# PROBLEM TO WORK ON
Nothing should be dropped or changed: copy every line of the listing.

# SUPPLIED DATA
▼
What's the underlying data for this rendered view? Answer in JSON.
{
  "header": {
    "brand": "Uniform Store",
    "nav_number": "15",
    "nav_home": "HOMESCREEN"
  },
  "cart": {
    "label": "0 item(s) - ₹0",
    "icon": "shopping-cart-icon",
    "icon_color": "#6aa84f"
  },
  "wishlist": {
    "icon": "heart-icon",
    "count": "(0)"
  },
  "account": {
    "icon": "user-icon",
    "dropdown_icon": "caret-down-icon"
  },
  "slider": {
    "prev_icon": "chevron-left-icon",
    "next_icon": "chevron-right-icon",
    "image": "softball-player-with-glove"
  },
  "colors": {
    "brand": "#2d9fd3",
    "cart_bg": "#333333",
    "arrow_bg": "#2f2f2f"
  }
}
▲
# FINISHED EXERCISE
What's the underlying data for this rendered view? Answer in JSON.
{
  "header": {
    "brand": "Uniform Store",
    "nav_number": "15",
    "nav_home": "HOMESCREEN"
  },
  "cart": {
    "label": "0 item(s) - ₹0",
    "icon": "shopping-cart-icon",
    "icon_color": "#6aa84f"
  },
  "wishlist": {
    "icon": "heart-icon",
    "count": "(0)"
  },
  "account": {
    "icon": "user-icon",
    "dropdown_icon": "caret-down-icon"
  },
  "slider": {
    "prev_icon": "chevron-left-icon",
    "next_icon": "chevron-right-icon",
    "image": "softball-player-with-glove"
  },
  "colors": {
    "brand": "#2d9fd3",
    "cart_bg": "#333333",
    "arrow_bg": "#2f2f2f"
  }
}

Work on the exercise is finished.